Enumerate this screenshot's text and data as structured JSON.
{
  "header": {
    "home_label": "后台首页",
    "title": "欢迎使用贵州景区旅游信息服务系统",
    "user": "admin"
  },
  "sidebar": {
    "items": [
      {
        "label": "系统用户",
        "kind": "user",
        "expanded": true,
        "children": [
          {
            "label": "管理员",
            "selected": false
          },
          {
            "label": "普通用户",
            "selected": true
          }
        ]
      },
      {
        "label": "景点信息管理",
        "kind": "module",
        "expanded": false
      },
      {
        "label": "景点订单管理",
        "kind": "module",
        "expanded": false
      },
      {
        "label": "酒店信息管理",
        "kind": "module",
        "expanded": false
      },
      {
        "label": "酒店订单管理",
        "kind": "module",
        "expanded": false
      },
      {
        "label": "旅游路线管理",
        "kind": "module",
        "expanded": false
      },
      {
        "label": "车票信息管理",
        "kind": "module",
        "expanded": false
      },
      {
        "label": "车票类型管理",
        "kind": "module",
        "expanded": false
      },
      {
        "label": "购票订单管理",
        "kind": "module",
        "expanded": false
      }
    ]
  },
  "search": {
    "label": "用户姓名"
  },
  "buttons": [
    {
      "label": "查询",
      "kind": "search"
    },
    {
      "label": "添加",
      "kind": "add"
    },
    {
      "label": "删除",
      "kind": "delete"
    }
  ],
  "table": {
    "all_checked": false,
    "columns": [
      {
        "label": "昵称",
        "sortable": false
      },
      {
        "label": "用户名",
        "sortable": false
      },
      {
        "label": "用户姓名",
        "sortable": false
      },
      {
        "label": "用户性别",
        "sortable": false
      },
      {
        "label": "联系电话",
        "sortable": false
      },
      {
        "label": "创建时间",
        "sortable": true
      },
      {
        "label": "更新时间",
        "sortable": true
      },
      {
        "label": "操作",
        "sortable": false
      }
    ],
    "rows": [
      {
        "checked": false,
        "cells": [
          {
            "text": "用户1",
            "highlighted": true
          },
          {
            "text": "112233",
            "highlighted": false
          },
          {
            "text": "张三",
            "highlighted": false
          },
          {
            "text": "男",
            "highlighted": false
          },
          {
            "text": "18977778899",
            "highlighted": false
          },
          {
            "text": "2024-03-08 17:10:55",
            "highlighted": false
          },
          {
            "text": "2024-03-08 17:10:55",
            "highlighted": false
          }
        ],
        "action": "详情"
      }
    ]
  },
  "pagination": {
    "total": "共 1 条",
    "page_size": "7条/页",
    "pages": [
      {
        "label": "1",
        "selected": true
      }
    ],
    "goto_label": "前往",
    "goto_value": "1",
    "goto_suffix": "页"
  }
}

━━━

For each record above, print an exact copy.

Enumerate this screenshot's text and data as structured JSON.
{
  "header": {
    "home_label": "后台首页",
    "title": "欢迎使用贵州景区旅游信息服务系统",
    "user": "admin"
  },
  "sidebar": {
    "items": [
      {
        "label": "系统用户",
        "kind": "user",
        "expanded": true,
        "children": [
          {
            "label": "管理员",
            "selected": false
          },
          {
            "label": "普通用户",
            "selected": true
          }
        ]
      },
      {
        "label": "景点信息管理",
        "kind": "module",
        "expanded": false
      },
      {
        "label": "景点订单管理",
        "kind": "module",
        "expanded": false
      },
      {
        "label": "酒店信息管理",
        "kind": "module",
        "expanded": false
      },
      {
        "label": "酒店订单管理",
        "kind": "module",
        "expanded": false
      },
      {
        "label": "旅游路线管理",
        "kind": "module",
        "expanded": false
      },
      {
        "label": "车票信息管理",
        "kind": "module",
        "expanded": false
      },
      {
        "label": "车票类型管理",
        "kind": "module",
        "expanded": false
      },
      {
        "label": "购票订单管理",
        "kind": "module",
        "expanded": false
      }
    ]
  },
  "search": {
    "label": "用户姓名"
  },
  "buttons": [
    {
      "label": "查询",
      "kind": "search"
    },
    {
      "label": "添加",
      "kind": "add"
    },
    {
      "label": "删除",
      "kind": "delete"
    }
  ],
  "table": {
    "all_checked": false,
    "columns": [
      {
        "label": "昵称",
        "sortable": false
      },
      {
        "label": "用户名",
        "sortable": false
      },
      {
        "label": "用户姓名",
        "sortable": false
      },
      {
        "label": "用户性别",
        "sortable": false
      },
      {
        "label": "联系电话",
        "sortable": false
      },
      {
        "label": "创建时间",
        "sortable": true
      },
      {
        "label": "更新时间",
        "sortable": true
      },
      {
        "label": "操作",
        "sortable": false
      }
    ],
    "rows": [
      {
        "checked": false,
        "cells": [
          {
            "text": "用户1",
            "highlighted": true
          },
          {
            "text": "112233",
            "highlighted": false
          },
          {
            "text": "张三",
            "highlighted": false
          },
          {
            "text": "男",
            "highlighted": false
          },
          {
            "text": "18977778899",
            "highlighted": false
          },
          {
            "text": "2024-03-08 17:10:55",
            "highlighted": false
          },
          {
            "text": "2024-03-08 17:10:55",
            "highlighted": false
          }
        ],
        "action": "详情"
      }
    ]
  },
  "pagination": {
    "total": "共 1 条",
    "page_size": "7条/页",
    "pages": [
      {
        "label": "1",
        "selected": true
      }
    ],
    "goto_label": "前往",
    "goto_value": "1",
    "goto_suffix": "页"
  }
}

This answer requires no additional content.